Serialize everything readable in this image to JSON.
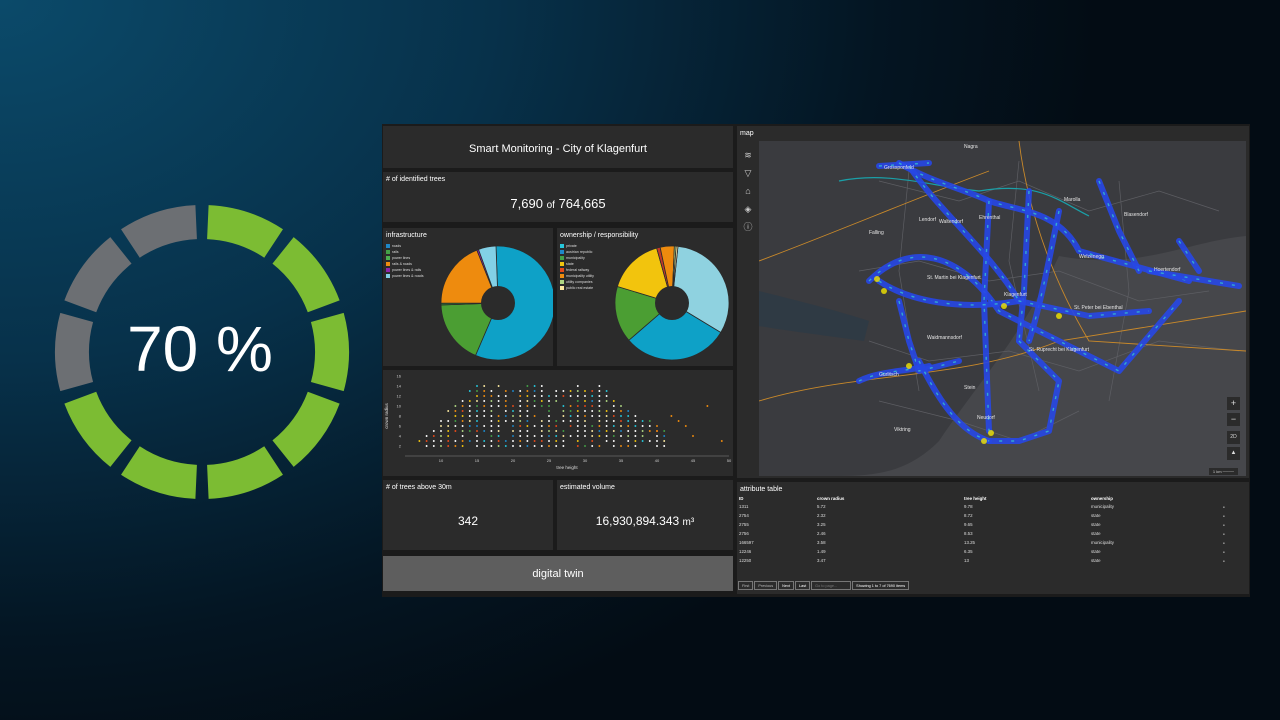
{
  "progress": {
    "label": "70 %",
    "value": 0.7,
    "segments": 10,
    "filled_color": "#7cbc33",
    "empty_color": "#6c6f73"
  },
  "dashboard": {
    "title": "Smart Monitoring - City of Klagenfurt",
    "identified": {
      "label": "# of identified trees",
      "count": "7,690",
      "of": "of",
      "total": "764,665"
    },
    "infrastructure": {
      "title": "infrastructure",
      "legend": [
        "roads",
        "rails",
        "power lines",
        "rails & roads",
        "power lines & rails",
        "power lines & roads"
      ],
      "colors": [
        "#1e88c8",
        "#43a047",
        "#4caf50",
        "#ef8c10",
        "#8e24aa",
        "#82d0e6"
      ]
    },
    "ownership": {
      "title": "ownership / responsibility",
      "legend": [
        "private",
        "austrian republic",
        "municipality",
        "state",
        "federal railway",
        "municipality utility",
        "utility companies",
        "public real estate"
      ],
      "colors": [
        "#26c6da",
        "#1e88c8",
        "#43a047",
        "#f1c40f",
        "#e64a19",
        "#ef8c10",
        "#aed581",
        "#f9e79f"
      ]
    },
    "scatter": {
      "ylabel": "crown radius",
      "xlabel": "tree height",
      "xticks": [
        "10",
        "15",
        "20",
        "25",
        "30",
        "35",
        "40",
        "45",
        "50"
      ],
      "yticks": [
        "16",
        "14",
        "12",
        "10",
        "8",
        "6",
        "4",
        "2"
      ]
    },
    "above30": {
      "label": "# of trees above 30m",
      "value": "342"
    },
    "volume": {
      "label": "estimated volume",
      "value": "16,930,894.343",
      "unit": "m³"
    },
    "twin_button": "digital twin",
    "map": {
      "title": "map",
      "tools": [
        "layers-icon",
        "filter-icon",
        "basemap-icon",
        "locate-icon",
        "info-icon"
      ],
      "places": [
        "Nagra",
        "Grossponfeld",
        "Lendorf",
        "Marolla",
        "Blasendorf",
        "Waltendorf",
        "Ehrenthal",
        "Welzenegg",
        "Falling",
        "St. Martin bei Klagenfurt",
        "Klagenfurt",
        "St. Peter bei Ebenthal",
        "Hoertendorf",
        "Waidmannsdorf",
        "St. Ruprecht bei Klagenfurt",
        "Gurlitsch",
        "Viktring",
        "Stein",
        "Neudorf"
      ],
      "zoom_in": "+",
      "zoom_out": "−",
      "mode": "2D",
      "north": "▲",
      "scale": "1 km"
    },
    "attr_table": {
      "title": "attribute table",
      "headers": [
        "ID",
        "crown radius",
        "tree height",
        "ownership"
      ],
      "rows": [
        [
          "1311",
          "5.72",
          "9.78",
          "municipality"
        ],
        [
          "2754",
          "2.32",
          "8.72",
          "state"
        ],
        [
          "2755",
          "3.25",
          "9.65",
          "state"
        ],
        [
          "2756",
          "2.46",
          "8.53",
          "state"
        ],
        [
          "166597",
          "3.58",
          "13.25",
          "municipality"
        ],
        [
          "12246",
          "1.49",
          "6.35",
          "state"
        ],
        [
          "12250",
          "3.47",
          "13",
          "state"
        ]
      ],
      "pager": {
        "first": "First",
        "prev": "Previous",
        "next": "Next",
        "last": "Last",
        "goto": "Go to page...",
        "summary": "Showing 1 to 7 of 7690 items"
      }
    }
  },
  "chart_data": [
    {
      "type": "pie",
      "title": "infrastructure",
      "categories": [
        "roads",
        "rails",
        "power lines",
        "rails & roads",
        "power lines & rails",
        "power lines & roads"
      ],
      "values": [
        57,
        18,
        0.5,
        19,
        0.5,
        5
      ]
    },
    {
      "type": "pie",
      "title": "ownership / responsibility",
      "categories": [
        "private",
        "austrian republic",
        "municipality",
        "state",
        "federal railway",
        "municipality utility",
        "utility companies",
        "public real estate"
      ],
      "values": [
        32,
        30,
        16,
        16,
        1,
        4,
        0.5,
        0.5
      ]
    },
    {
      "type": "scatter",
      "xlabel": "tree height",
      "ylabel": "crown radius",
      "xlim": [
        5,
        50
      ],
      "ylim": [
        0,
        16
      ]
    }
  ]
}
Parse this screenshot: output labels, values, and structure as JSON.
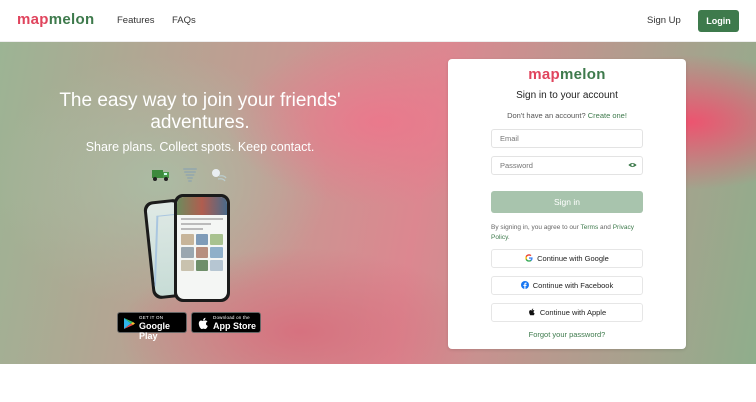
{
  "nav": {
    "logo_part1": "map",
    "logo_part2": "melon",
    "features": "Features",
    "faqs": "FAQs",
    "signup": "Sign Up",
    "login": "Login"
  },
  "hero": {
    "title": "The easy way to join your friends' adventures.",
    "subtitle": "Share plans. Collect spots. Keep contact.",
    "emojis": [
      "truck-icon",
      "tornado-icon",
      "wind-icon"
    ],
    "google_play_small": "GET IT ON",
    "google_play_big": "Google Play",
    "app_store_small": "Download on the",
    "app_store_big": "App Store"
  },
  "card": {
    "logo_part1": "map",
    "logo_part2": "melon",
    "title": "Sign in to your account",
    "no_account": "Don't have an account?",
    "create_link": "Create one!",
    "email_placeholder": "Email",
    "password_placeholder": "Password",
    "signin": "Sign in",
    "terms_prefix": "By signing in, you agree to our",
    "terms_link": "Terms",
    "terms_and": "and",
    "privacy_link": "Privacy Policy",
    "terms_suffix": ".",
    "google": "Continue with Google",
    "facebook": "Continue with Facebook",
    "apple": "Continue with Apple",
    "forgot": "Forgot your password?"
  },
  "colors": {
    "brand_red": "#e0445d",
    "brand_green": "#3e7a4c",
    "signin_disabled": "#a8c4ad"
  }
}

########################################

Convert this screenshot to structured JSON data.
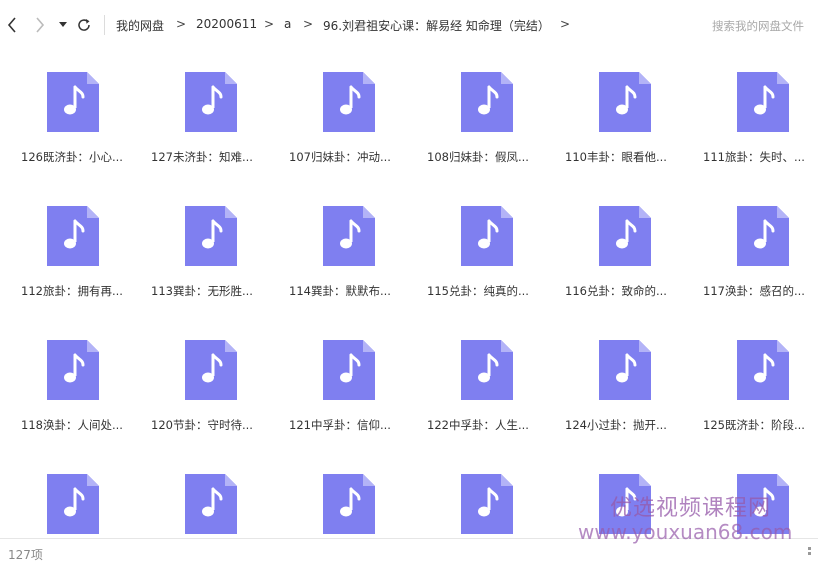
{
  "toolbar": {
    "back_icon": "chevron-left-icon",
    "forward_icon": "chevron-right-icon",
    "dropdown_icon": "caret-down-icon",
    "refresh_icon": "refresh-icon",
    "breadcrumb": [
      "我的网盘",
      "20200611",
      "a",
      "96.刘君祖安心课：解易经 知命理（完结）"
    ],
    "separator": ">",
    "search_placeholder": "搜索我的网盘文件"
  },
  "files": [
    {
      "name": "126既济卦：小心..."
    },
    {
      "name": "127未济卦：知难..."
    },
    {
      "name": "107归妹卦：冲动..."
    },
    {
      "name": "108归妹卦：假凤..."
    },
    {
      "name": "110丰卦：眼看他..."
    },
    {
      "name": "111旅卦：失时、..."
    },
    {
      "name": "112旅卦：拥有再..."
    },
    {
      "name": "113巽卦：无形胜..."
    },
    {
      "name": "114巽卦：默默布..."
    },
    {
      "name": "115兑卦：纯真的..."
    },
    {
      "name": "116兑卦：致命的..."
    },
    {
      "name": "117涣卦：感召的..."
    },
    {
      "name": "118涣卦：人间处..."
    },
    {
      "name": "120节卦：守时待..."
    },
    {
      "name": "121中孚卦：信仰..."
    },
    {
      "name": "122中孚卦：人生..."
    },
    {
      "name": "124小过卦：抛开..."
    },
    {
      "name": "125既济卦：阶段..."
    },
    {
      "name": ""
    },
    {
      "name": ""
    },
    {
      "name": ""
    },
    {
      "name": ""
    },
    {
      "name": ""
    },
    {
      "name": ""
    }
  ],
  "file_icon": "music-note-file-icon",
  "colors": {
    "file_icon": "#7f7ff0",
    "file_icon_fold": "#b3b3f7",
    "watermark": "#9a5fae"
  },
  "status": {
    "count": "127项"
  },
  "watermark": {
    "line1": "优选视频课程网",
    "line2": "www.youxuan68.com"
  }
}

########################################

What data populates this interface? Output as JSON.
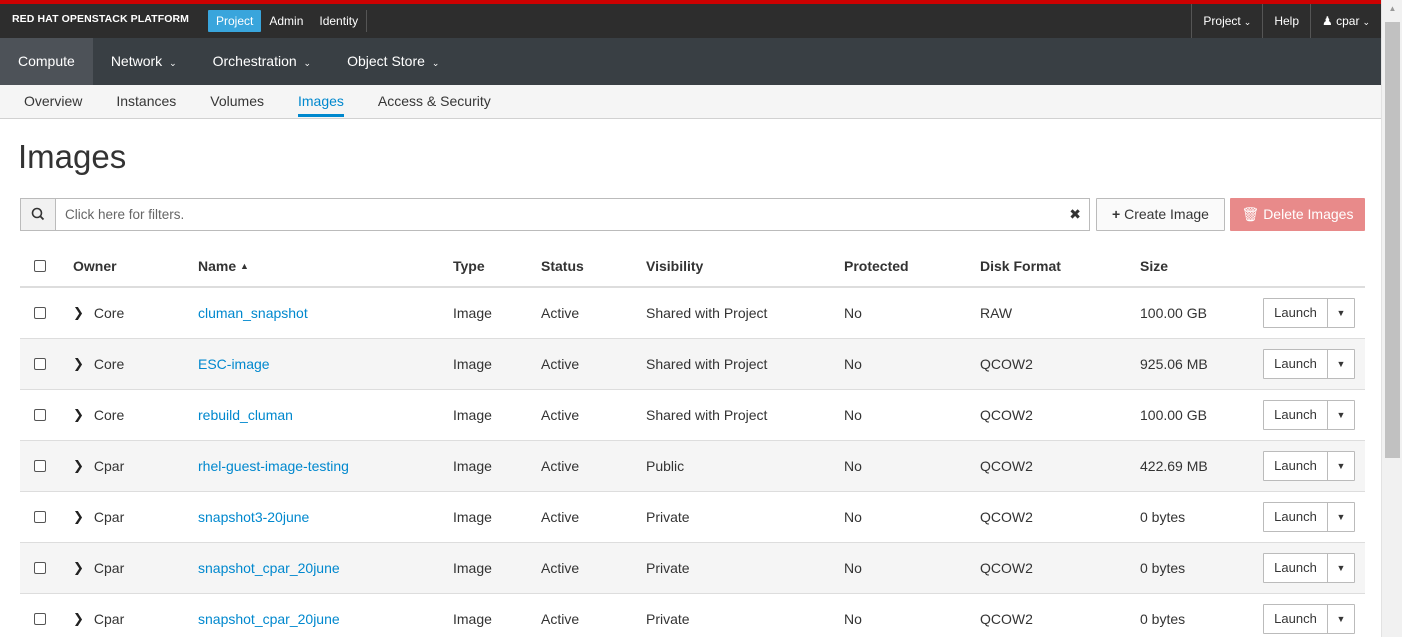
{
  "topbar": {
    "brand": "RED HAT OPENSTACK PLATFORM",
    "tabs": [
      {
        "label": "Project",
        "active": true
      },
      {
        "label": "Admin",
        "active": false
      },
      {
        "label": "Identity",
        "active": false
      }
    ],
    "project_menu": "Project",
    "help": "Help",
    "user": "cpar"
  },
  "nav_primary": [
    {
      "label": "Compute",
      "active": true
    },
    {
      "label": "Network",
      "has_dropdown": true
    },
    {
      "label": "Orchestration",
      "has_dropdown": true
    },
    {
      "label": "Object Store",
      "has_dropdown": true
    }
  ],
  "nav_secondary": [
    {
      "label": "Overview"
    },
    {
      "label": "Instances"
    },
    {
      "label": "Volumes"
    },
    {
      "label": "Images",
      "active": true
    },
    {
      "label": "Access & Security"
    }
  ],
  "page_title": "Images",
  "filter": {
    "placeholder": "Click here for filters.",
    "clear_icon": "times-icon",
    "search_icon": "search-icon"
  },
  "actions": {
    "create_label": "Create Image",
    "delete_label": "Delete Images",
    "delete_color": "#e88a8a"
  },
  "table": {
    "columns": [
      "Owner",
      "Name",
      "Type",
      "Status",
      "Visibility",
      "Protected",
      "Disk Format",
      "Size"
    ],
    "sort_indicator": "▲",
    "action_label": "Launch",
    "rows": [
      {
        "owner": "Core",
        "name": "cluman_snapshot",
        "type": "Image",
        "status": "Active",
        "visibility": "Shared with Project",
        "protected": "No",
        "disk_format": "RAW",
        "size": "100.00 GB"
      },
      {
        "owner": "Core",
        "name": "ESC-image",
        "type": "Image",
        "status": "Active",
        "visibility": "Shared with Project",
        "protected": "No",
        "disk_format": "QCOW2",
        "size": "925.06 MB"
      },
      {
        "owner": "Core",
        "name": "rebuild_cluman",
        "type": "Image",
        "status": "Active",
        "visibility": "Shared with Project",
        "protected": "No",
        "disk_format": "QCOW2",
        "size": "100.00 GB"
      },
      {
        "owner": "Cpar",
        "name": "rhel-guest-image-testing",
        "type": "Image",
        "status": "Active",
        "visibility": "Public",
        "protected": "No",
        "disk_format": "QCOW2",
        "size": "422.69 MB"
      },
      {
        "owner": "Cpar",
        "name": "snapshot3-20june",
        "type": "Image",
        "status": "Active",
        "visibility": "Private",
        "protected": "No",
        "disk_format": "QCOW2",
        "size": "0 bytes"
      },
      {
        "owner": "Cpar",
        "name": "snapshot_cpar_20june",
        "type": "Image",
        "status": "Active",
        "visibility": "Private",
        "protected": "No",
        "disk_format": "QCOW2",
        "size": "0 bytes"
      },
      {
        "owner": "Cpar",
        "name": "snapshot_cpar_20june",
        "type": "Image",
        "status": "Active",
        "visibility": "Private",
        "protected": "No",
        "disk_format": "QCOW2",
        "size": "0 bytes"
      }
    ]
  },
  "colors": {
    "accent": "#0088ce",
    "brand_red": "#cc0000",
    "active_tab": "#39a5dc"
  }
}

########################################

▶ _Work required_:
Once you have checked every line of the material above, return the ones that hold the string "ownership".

▶ _Response to the task_:
    "ownership": {
      "title": "ownership / responsibility",
        "ownership"
      "title": "ownership / responsibility",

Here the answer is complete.